First of all, you need to have a very clear-cut game plan prior to the merger. You have to define the social issues and identify the consolidations you want to achieve. You need to have a business plan before you contact a partner. If you don't, you spend an awful lot of time after the fact figuring that stuff out. But if you've done that, everybody's on the same page of the hymnal.
You have to keep in mind that the point of every merger is to accomplish the consolidations yet preserve the franchise. Avoiding disruption of customer service has to be a very strong consideration. You can't make consolidations transparent to the customer, so there will be comments and questions. But you can make it more customer-friendly. If you're merging data centers, for example, be sure to pick a time when it's not too busy. We would never convert our data centers between Nov. 1 and the end of January because there's just too much yearend business that could slip through the cracks.
The key thing is to do thorough due diligence. The acquirer must know the exact state of the loans of the institution that is being acquired.

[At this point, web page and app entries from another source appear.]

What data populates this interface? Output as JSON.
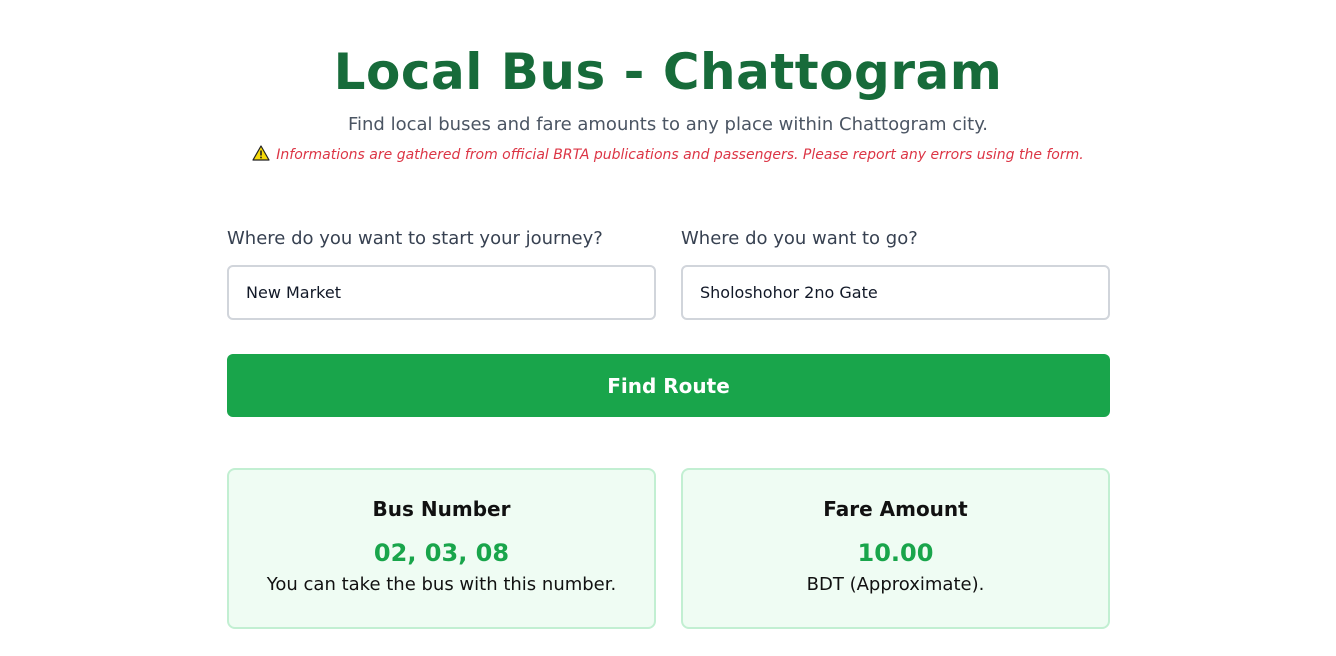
{
  "header": {
    "title": "Local Bus - Chattogram",
    "subtitle": "Find local buses and fare amounts to any place within Chattogram city.",
    "notice": "Informations are gathered from official BRTA publications and passengers. Please report any errors using the form.",
    "notice_icon": "warning-icon"
  },
  "form": {
    "start_label": "Where do you want to start your journey?",
    "start_value": "New Market",
    "destination_label": "Where do you want to go?",
    "destination_value": "Sholoshohor 2no Gate",
    "submit_label": "Find Route"
  },
  "results": {
    "bus": {
      "title": "Bus Number",
      "value": "02, 03, 08",
      "note": "You can take the bus with this number."
    },
    "fare": {
      "title": "Fare Amount",
      "value": "10.00",
      "note": "BDT (Approximate)."
    }
  },
  "colors": {
    "title": "#176b3a",
    "accent": "#19a54b",
    "notice": "#dc3545",
    "card_bg": "#effcf3",
    "card_border": "#c2efd2"
  }
}
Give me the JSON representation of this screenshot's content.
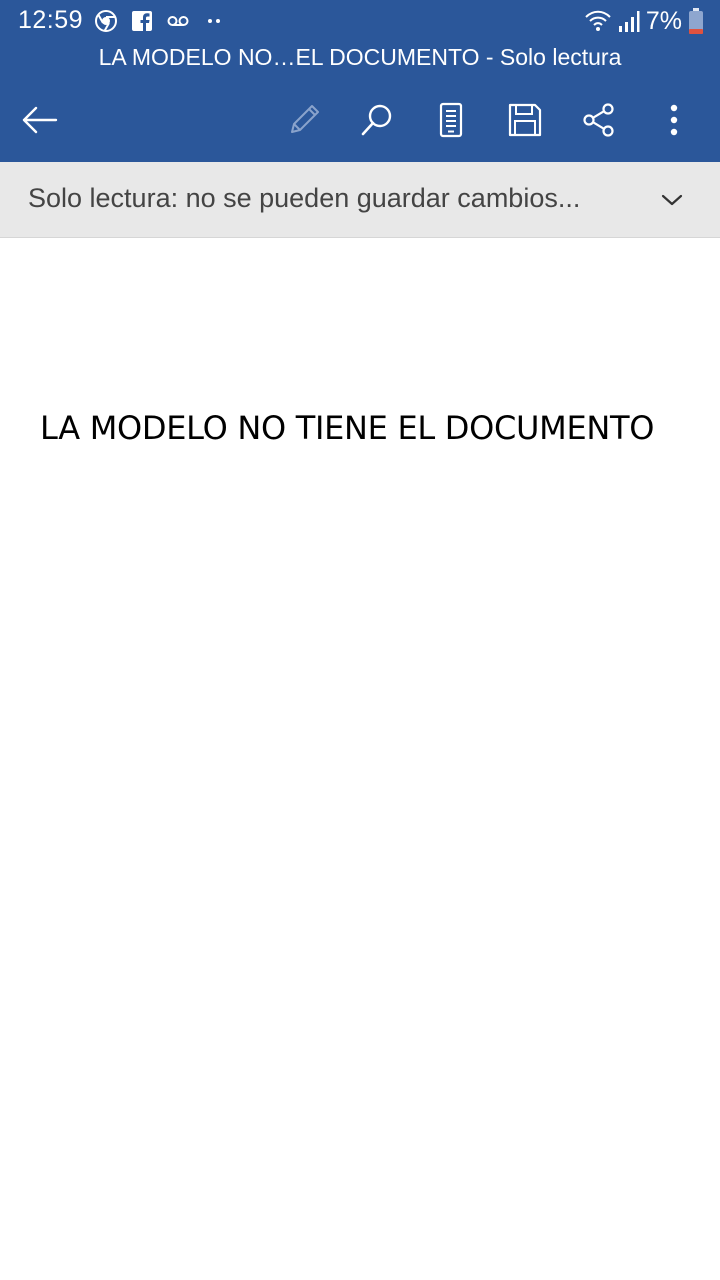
{
  "status_bar": {
    "time": "12:59",
    "battery_percent": "7%",
    "left_icons": [
      "chrome-icon",
      "facebook-icon",
      "voicemail-icon",
      "more-notifications-icon"
    ],
    "right_icons": [
      "wifi-icon",
      "signal-icon",
      "battery-icon"
    ]
  },
  "header": {
    "title": "LA MODELO NO…EL DOCUMENTO - Solo lectura",
    "toolbar": {
      "back_icon": "back-arrow-icon",
      "edit_icon": "pencil-icon",
      "find_icon": "search-icon",
      "read_mode_icon": "mobile-view-icon",
      "save_icon": "save-icon",
      "share_icon": "share-icon",
      "more_icon": "more-options-icon"
    }
  },
  "banner": {
    "text": "Solo lectura: no se pueden guardar cambios..."
  },
  "document": {
    "heading": "LA MODELO NO TIENE EL DOCUMENTO"
  },
  "colors": {
    "header_bg": "#2b579a",
    "banner_bg": "#e8e8e8",
    "battery_low": "#e0523f"
  }
}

Employees are another key area. If employees are going to be let go, and in just about any merger, administrative people tend to be reduced dramatically, the acquiring institution must let go of these employees in a humane fashion. That means severance pay, outplacement counseling, and offering support groups.
Through it all, the bank must pay attention to the customer. There should be backup plans for problems that arise during the conversion.
Customers vote with their feet. There is usually some disintermediation in the first few months after a merger. But you'll get a positive deposit flow back in a few months if you show your concern for their problems and questions.
A communications plan should be a key component of the large merger project and every component project. The plan must encompass every stage of the merger, from the announcement to the final systems conversion, and address all internal and external audiences critical to a merger's success.
Managers must remind themselves that their employees want to hear from them on a regular basis. The tendency to overlook routine information needs has to be addressed by a structured communications program and consistent reminders from senior management.
A strong communications program can assist you in merging two cultures. It can help unite and motivate employees and help build public acceptance of the merger. When good communication is blended with strong project planning and execution, mergers succeed.
The biggest issue is humanizing the transaction. A merger is not only bringing together accounts, departments, and buildings. People are involved, both customers and employees. You must stay aware that they have needs and concerns that must be addressed. Sometimes we get caught up in the mechanics of the merger and forget the people. But the people are the key to making it work.
The biggest problem is the impact of the cultural change on the sales force of the acquired company. People going through a merger experience a high level of anxiety. Their chief concern tends to be very internally focused: "What's going to happen to me?"
What we need them to do is stay externally focused, and keep serving the customer.
The best way to handle this is communication. You can't communicate to the employees too frequently. They have an unquenchable thirst for information. Face-to-face communication is best, backed up with paper communications. It's a fairly time-consuming task, but one that pays big dividends.
A major problem is the culture shock. Typically, the acquiring bank is larger. The two institutions are, therefore, at different levels of development. Under normal growth patterns, a company passes gradually from one stage of development to the next. Its employees and customers hardly notice the step-up. In a merger, the transition, for both personnel and customers, is abrupt and can be traumatic if the acquiring bank is not sensitive to the problem. Closely related to this difficulty is the necessary follow-through to ensure that the combined bank realizes the anticipated cost benefits that made the deal attractive in the first place.
I think you really have to pay attention to two particular areas. First is the people, the employees. You have to make clear what they're supposed to do, what their jobs really are. As the organization gets larger, the challenge is communications. Because we are primarily a retail bank, we have to make sure our employees know how we want them to serve the customer.
Second, in today's environment it is a real challenge to gain the cost efficiencies that are expected from a merger. You have to know how to generate the savings and how to increase revenue.
On a side note, there is also a big challenge in the application stage of a merger: getting the regulatory agencies to sign off on the deal.
Like any major business transaction, bank acquisitions and mergers create a number of challenges, but I believe they are manageable ones.
In each of the 10 acquisitions we've completed since 1990, retaining new and existing customers has been Washington Mutual's top priority. Customers want as little disruption to their finances - and lives - as possible. That's our goal.
Maintaining employee morale, merging corporate cultures, converting and standardizing systems, and closing duplicative branches may create some short-term disruptions.
But our experience has shown that careful strategic planning and effective communication can alleviate many potential problems and help create a smooth transition for our customers.